**DATA TO PROCESS**
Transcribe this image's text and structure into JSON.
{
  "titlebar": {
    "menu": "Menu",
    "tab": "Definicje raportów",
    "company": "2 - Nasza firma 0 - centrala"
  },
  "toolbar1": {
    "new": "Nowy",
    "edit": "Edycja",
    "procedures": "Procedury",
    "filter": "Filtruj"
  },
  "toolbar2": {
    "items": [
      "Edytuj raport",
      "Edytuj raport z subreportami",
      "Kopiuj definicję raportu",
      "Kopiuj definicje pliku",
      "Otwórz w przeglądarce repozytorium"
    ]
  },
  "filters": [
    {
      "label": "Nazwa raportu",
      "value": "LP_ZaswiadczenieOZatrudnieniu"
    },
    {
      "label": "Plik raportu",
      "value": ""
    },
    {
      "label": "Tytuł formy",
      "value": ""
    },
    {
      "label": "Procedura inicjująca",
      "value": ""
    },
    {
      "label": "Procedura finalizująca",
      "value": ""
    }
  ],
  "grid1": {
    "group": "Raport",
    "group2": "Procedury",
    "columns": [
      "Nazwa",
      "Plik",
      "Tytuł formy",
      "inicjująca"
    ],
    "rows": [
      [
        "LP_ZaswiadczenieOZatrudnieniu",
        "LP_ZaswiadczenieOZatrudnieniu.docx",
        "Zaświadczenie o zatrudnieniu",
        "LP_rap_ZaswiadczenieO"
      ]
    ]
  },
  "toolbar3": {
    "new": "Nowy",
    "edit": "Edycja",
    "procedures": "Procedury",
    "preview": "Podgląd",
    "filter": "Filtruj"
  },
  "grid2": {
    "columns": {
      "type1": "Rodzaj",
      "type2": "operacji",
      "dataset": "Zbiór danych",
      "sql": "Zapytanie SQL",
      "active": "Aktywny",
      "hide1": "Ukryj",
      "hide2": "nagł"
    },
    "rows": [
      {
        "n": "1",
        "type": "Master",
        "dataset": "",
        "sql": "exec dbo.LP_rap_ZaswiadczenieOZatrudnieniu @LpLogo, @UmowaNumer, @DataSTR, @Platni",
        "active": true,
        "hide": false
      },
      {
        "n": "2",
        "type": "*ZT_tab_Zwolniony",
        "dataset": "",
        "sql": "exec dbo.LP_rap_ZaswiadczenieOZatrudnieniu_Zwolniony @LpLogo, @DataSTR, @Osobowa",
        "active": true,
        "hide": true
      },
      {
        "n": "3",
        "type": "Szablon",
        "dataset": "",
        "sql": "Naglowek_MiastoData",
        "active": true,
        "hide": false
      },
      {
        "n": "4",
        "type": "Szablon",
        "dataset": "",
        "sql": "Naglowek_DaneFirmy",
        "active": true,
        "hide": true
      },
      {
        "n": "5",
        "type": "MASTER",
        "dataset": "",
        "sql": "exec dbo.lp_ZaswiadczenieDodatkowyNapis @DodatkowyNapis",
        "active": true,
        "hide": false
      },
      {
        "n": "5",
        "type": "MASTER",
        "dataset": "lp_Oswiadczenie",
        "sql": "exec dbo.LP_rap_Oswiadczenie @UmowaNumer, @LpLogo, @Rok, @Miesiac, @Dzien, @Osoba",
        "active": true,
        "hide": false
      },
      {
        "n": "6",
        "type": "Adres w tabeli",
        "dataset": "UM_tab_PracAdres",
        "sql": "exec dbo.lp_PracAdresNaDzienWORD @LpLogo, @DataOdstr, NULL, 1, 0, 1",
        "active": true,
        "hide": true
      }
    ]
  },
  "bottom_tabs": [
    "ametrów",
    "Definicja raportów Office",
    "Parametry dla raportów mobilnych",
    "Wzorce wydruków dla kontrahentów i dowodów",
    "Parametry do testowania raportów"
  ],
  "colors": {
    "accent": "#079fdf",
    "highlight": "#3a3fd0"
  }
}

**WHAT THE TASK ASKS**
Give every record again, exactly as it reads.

**RESPONSE**
Transcribe this image's text and structure into JSON.
{
  "titlebar": {
    "menu": "Menu",
    "tab": "Definicje raportów",
    "company": "2 - Nasza firma 0 - centrala"
  },
  "toolbar1": {
    "new": "Nowy",
    "edit": "Edycja",
    "procedures": "Procedury",
    "filter": "Filtruj"
  },
  "toolbar2": {
    "items": [
      "Edytuj raport",
      "Edytuj raport z subreportami",
      "Kopiuj definicję raportu",
      "Kopiuj definicje pliku",
      "Otwórz w przeglądarce repozytorium"
    ]
  },
  "filters": [
    {
      "label": "Nazwa raportu",
      "value": "LP_ZaswiadczenieOZatrudnieniu"
    },
    {
      "label": "Plik raportu",
      "value": ""
    },
    {
      "label": "Tytuł formy",
      "value": ""
    },
    {
      "label": "Procedura inicjująca",
      "value": ""
    },
    {
      "label": "Procedura finalizująca",
      "value": ""
    }
  ],
  "grid1": {
    "group": "Raport",
    "group2": "Procedury",
    "columns": [
      "Nazwa",
      "Plik",
      "Tytuł formy",
      "inicjująca"
    ],
    "rows": [
      [
        "LP_ZaswiadczenieOZatrudnieniu",
        "LP_ZaswiadczenieOZatrudnieniu.docx",
        "Zaświadczenie o zatrudnieniu",
        "LP_rap_ZaswiadczenieO"
      ]
    ]
  },
  "toolbar3": {
    "new": "Nowy",
    "edit": "Edycja",
    "procedures": "Procedury",
    "preview": "Podgląd",
    "filter": "Filtruj"
  },
  "grid2": {
    "columns": {
      "type1": "Rodzaj",
      "type2": "operacji",
      "dataset": "Zbiór danych",
      "sql": "Zapytanie SQL",
      "active": "Aktywny",
      "hide1": "Ukryj",
      "hide2": "nagł"
    },
    "rows": [
      {
        "n": "1",
        "type": "Master",
        "dataset": "",
        "sql": "exec dbo.LP_rap_ZaswiadczenieOZatrudnieniu @LpLogo, @UmowaNumer, @DataSTR, @Platni",
        "active": true,
        "hide": false
      },
      {
        "n": "2",
        "type": "*ZT_tab_Zwolniony",
        "dataset": "",
        "sql": "exec dbo.LP_rap_ZaswiadczenieOZatrudnieniu_Zwolniony @LpLogo, @DataSTR, @Osobowa",
        "active": true,
        "hide": true
      },
      {
        "n": "3",
        "type": "Szablon",
        "dataset": "",
        "sql": "Naglowek_MiastoData",
        "active": true,
        "hide": false
      },
      {
        "n": "4",
        "type": "Szablon",
        "dataset": "",
        "sql": "Naglowek_DaneFirmy",
        "active": true,
        "hide": true
      },
      {
        "n": "5",
        "type": "MASTER",
        "dataset": "",
        "sql": "exec dbo.lp_ZaswiadczenieDodatkowyNapis @DodatkowyNapis",
        "active": true,
        "hide": false
      },
      {
        "n": "5",
        "type": "MASTER",
        "dataset": "lp_Oswiadczenie",
        "sql": "exec dbo.LP_rap_Oswiadczenie @UmowaNumer, @LpLogo, @Rok, @Miesiac, @Dzien, @Osoba",
        "active": true,
        "hide": false
      },
      {
        "n": "6",
        "type": "Adres w tabeli",
        "dataset": "UM_tab_PracAdres",
        "sql": "exec dbo.lp_PracAdresNaDzienWORD @LpLogo, @DataOdstr, NULL, 1, 0, 1",
        "active": true,
        "hide": true
      }
    ]
  },
  "bottom_tabs": [
    "ametrów",
    "Definicja raportów Office",
    "Parametry dla raportów mobilnych",
    "Wzorce wydruków dla kontrahentów i dowodów",
    "Parametry do testowania raportów"
  ],
  "colors": {
    "accent": "#079fdf",
    "highlight": "#3a3fd0"
  }
}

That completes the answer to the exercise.